Social media plays a big part in the film. It’s no secret that today’s teens are obsessed with it, and it’s summed up in a brilliant montage of Instagram and BuzzFeed images (set to Enya’s “Orinoco Flow”). It’s not seen as a criticism or a harsh judgment about how teens need to relate (sometimes, it’s used to help them relate by arranging to meet people in person)—it’s just seen as how today’s teens view the world. (And boy, don’t I feel old—apparently, according to an interview, actress Elsie Fisher argued to writer/director Bo Burnham, who’s 27, that teens don’t use Facebook…a social media outlet I use heavily.) And Kayla uses her YouTube videos to help express herself, because she can’t do it any other way. A biting piece of social commentary if ever I saw one is that teens contain two different personas—one for social media, the other for the real world. (Speaking of Kayla’s videos, there’s a brilliant piece of editing that incorporates them to help set up certain scenarios in the film.)
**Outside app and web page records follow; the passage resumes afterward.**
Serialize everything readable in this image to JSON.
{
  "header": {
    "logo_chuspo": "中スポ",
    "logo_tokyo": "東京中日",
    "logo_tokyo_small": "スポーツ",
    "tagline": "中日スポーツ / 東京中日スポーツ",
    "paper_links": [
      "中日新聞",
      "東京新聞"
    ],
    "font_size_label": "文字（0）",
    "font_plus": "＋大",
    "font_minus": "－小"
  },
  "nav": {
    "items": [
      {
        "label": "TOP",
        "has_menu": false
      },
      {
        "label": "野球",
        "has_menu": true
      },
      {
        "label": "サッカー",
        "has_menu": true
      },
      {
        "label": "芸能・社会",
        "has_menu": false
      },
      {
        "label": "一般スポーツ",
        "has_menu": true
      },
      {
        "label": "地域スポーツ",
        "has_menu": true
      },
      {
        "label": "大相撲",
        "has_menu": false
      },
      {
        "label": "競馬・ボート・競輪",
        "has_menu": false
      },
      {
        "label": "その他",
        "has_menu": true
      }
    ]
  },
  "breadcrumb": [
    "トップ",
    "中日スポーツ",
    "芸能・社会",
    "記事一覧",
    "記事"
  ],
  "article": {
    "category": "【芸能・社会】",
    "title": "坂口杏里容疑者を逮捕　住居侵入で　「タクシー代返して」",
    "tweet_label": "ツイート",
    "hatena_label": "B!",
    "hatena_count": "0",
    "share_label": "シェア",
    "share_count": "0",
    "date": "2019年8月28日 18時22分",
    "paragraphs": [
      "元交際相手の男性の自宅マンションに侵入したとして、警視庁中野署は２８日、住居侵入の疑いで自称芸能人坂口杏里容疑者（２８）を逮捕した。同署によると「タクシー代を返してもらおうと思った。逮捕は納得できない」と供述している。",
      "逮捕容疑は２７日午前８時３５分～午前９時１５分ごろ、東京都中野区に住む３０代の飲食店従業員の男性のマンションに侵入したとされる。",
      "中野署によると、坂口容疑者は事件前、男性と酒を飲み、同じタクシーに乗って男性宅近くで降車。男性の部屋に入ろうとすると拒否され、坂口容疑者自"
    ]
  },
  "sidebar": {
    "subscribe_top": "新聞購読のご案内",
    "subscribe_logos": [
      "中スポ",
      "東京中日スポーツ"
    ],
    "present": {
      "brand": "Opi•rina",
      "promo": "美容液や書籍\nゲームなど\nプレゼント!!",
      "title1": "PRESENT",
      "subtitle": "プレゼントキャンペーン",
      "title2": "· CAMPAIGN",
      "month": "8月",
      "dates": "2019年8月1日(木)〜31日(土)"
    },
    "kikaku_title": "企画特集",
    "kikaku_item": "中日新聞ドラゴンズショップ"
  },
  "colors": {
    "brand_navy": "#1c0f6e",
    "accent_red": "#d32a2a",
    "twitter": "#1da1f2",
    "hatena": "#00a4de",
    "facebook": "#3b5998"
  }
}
At first, I was ready to criticize Josh Hamilton’s portrayal of Kayla’s supportive father, who seems too nice and perfect and always ready to be there for his daughter in her time of need. But the more I thought about it, the more I realized it actually makes sense—this man represents the parents that try to reach out to help their children in these times, even though they don’t want their help (or don’t want to admit it, at least), just as Kayla wants to ignore his parental advice until she feels like she’s at her lowest point. If he’s a little “perfect,” let it be—we don’t know what he’s going through in trying to connect with her anyway, so he may actually be hiding something we don’t get to see. Why criticize that?

“Eighth Grade” is a simple, effective indie film about how the little things feel even bigger, especially for a young teen. There’s no flowing narrative and no “big” moments for our protagonist. It’s just a modern-day slice-of-life about an eighth-grade girl going through the last week of school. That’s all it needed to be. What was the point of it all? It’s summed up in an unforgettable closing monologue in one of Kayla’s videos about how if we can survive this particular part of our lives, we can probably survive other particular points in the future as well. “Eighth Grade” doesn’t have a conclusion in which everything is woven together like a neatly-sewn quilt—it simply stops at a point in which we feel nothing but the best for this shy girl we’ve gotten to know for a solid hour-and-a-half, because hardly anyone else would.

And to think I didn’t want to…